■ WHAT YOU SHOULD DO: The output should be every line below that includes the word "thumb".

■ STUDY MATERIAL:
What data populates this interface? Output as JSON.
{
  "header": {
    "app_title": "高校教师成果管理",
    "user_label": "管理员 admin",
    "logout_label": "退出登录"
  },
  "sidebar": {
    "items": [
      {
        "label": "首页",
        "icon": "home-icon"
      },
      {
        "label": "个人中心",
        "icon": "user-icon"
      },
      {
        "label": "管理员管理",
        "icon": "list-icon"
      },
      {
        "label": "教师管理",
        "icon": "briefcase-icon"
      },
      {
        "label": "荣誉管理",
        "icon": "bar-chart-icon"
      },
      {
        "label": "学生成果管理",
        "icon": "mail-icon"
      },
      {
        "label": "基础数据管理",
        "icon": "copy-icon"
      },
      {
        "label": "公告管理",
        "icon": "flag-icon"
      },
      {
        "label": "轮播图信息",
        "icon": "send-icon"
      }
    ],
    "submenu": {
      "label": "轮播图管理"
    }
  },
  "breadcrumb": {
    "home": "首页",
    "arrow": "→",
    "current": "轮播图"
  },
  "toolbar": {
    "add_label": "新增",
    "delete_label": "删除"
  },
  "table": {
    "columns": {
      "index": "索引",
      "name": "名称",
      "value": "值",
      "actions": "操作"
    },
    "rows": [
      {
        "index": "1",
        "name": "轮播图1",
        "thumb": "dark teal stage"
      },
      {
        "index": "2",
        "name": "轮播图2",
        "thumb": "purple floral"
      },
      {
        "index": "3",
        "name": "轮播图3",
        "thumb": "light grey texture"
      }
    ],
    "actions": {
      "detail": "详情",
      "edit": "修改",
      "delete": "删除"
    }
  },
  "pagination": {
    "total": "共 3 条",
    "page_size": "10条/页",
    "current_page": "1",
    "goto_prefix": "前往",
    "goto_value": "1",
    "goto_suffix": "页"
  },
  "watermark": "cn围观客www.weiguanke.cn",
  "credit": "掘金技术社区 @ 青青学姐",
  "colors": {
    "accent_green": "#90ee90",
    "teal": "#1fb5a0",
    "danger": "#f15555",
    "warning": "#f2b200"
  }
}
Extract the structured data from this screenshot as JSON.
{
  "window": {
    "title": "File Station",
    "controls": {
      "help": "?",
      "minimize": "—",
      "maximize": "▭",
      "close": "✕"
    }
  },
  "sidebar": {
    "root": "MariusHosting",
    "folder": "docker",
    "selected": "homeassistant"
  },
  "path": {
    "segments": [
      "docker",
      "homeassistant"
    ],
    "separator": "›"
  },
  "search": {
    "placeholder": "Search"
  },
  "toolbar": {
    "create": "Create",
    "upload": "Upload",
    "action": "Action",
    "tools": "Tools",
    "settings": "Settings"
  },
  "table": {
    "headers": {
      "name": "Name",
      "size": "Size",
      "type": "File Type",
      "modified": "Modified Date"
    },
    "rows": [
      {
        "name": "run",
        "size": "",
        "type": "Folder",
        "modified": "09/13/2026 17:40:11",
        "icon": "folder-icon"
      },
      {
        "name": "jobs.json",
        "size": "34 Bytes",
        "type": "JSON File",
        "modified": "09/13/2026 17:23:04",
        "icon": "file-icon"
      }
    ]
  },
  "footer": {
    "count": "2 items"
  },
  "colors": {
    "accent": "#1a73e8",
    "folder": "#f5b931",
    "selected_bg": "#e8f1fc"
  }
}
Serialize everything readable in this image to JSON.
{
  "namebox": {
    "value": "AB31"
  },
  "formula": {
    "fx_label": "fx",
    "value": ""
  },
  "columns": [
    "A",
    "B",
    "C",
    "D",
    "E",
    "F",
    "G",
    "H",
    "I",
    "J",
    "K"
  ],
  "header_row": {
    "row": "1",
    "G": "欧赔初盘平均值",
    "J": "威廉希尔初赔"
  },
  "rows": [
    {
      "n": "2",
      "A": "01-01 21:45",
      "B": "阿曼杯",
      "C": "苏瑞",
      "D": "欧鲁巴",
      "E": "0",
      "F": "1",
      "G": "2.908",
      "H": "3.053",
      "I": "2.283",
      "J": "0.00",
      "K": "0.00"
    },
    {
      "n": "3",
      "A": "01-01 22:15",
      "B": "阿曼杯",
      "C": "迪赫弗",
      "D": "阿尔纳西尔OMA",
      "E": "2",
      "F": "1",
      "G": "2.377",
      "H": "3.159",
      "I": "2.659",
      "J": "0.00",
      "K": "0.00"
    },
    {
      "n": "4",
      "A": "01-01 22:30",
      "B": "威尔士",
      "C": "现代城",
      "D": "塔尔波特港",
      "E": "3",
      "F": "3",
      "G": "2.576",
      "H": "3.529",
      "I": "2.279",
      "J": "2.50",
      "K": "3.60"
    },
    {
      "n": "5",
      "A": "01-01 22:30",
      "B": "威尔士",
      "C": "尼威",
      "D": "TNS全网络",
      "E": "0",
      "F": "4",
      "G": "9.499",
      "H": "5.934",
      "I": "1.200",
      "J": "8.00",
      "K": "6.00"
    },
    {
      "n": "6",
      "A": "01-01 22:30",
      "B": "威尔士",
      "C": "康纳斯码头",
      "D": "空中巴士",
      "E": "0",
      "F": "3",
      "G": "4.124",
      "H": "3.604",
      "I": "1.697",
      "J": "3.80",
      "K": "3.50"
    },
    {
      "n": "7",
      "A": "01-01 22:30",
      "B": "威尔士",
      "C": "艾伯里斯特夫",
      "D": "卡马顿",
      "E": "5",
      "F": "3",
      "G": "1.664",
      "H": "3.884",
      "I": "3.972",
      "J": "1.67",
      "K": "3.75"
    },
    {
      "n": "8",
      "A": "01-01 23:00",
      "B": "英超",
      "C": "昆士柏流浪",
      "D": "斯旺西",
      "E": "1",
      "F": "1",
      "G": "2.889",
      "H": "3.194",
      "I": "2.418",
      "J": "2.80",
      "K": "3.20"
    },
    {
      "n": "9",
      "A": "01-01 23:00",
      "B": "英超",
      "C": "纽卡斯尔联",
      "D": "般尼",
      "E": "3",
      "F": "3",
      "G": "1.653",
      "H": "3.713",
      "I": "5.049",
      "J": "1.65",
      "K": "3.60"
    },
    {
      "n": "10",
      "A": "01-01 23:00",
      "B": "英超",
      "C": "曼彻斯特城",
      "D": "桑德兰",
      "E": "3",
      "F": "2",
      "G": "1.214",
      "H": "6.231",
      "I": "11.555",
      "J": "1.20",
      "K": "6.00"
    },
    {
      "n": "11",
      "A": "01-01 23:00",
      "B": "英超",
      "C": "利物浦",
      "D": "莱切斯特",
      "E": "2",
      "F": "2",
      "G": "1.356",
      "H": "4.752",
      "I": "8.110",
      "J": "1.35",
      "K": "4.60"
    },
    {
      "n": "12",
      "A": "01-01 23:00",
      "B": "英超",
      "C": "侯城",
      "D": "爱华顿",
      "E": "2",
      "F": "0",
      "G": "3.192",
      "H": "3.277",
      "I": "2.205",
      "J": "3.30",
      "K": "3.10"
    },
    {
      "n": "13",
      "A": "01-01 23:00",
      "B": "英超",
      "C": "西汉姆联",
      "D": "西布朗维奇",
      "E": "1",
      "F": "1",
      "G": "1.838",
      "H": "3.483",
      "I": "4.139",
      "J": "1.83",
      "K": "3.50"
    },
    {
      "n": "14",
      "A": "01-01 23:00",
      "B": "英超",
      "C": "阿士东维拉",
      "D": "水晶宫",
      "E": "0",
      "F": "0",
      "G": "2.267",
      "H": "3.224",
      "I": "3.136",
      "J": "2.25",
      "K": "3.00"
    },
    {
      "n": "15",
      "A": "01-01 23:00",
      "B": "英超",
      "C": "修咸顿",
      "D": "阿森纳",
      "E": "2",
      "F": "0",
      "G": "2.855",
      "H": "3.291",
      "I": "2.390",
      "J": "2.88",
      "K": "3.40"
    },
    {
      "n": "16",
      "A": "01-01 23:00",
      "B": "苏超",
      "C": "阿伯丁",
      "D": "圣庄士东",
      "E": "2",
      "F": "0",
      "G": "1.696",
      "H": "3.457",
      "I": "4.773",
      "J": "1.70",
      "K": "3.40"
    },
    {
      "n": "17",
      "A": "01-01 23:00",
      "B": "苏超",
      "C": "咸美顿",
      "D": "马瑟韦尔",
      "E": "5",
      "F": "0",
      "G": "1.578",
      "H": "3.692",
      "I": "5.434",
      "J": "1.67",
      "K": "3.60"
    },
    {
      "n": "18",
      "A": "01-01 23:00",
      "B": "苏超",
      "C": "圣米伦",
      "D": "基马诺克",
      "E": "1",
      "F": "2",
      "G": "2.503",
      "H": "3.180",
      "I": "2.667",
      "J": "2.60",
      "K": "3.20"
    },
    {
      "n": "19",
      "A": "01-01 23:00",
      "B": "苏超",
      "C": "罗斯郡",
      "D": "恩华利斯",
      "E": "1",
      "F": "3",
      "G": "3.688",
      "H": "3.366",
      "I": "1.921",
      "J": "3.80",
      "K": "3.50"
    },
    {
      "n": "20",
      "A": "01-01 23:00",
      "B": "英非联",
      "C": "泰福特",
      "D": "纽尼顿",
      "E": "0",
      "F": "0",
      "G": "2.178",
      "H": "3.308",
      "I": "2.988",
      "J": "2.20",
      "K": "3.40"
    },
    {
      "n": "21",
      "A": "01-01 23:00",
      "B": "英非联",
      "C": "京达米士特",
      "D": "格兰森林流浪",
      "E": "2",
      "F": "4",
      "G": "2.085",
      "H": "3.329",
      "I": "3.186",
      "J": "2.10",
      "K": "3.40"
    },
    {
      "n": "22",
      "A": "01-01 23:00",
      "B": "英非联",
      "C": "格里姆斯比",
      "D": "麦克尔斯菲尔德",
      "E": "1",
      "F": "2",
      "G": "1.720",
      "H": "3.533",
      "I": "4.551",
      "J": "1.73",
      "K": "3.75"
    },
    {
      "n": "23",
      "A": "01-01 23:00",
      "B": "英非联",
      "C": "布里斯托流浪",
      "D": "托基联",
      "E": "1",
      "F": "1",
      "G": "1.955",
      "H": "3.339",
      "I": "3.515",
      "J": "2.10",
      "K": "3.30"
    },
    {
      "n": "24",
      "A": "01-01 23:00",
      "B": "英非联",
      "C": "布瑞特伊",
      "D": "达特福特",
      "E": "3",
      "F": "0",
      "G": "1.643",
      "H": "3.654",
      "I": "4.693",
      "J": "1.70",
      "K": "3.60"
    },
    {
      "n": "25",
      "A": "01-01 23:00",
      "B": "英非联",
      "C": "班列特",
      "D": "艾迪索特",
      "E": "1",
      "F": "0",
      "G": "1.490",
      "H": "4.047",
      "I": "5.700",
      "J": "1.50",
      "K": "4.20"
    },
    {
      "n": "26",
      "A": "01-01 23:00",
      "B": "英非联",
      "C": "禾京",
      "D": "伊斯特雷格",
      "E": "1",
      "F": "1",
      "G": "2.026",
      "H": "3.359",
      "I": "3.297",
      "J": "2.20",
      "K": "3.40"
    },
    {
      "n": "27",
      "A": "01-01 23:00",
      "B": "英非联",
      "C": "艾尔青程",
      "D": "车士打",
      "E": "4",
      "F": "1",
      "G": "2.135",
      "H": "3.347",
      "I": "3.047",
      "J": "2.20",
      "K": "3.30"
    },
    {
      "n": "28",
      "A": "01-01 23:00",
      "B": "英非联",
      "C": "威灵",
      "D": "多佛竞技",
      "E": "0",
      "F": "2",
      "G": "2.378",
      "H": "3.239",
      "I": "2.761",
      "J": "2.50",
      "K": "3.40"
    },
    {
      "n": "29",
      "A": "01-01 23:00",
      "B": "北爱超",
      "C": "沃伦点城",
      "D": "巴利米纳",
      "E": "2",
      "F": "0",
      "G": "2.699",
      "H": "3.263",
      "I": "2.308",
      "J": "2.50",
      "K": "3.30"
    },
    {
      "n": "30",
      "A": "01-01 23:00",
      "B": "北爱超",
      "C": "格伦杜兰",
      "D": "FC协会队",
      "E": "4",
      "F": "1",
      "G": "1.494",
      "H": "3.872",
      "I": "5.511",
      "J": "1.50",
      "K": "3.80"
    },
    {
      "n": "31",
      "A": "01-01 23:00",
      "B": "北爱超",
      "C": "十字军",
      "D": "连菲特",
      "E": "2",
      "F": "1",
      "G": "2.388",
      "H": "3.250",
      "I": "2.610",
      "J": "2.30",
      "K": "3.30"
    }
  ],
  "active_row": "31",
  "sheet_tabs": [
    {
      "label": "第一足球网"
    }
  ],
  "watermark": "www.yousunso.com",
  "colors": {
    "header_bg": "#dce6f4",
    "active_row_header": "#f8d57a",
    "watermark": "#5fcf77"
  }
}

■ SOLUTION TO THE PROBLEM:
        "thumb": "dark teal stage"
        "thumb": "purple floral"
        "thumb": "light grey texture"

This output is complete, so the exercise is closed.